=== TASK DIRECTIONS ===
How many lines in the records below hold the string "FIJAS"? Answer with the number alone.

=== DATA FOR REVIEW ===
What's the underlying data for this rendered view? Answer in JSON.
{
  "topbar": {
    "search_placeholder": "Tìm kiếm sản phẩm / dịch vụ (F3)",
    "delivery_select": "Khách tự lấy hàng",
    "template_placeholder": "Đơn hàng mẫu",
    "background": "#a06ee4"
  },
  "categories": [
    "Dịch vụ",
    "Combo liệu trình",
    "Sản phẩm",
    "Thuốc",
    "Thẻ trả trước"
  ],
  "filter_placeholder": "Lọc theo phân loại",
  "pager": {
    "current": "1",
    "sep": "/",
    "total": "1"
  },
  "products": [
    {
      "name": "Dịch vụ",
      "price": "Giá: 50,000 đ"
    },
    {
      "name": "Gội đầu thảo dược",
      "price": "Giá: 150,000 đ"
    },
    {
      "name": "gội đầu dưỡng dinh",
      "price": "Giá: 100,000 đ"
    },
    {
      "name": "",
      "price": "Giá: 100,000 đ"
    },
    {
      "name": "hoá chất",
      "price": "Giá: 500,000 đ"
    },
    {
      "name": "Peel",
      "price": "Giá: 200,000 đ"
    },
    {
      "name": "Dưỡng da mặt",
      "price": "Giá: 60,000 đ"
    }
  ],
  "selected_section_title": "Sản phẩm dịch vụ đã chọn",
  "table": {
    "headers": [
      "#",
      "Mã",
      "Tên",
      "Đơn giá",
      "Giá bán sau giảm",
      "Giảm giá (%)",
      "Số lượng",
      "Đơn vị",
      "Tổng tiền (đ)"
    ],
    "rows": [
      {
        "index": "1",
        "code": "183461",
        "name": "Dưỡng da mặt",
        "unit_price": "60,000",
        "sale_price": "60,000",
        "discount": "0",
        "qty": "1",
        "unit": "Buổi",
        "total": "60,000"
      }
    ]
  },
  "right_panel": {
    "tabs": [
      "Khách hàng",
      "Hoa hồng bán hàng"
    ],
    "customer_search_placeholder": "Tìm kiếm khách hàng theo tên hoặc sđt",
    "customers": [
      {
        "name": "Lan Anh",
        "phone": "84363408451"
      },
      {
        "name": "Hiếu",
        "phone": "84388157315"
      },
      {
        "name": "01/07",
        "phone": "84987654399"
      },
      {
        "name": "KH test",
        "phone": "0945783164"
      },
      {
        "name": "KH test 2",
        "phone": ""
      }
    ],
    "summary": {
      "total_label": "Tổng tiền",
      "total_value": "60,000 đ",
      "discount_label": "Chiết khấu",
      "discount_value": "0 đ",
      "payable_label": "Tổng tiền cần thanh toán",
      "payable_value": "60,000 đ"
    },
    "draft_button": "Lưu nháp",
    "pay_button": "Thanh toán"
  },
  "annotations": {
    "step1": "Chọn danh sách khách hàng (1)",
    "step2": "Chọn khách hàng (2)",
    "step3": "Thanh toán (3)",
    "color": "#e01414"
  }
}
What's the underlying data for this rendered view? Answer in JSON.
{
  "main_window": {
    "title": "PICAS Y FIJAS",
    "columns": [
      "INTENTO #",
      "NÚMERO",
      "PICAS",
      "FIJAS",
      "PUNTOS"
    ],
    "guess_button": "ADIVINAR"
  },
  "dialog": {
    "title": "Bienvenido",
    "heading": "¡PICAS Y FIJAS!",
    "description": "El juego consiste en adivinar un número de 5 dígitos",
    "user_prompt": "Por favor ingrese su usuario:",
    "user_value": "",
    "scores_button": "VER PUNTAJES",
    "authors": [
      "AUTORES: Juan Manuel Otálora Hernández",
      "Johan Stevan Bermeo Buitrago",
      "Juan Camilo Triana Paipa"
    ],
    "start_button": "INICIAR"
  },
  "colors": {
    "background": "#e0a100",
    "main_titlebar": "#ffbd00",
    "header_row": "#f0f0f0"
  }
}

=== WRITTEN RESPONSE ===
3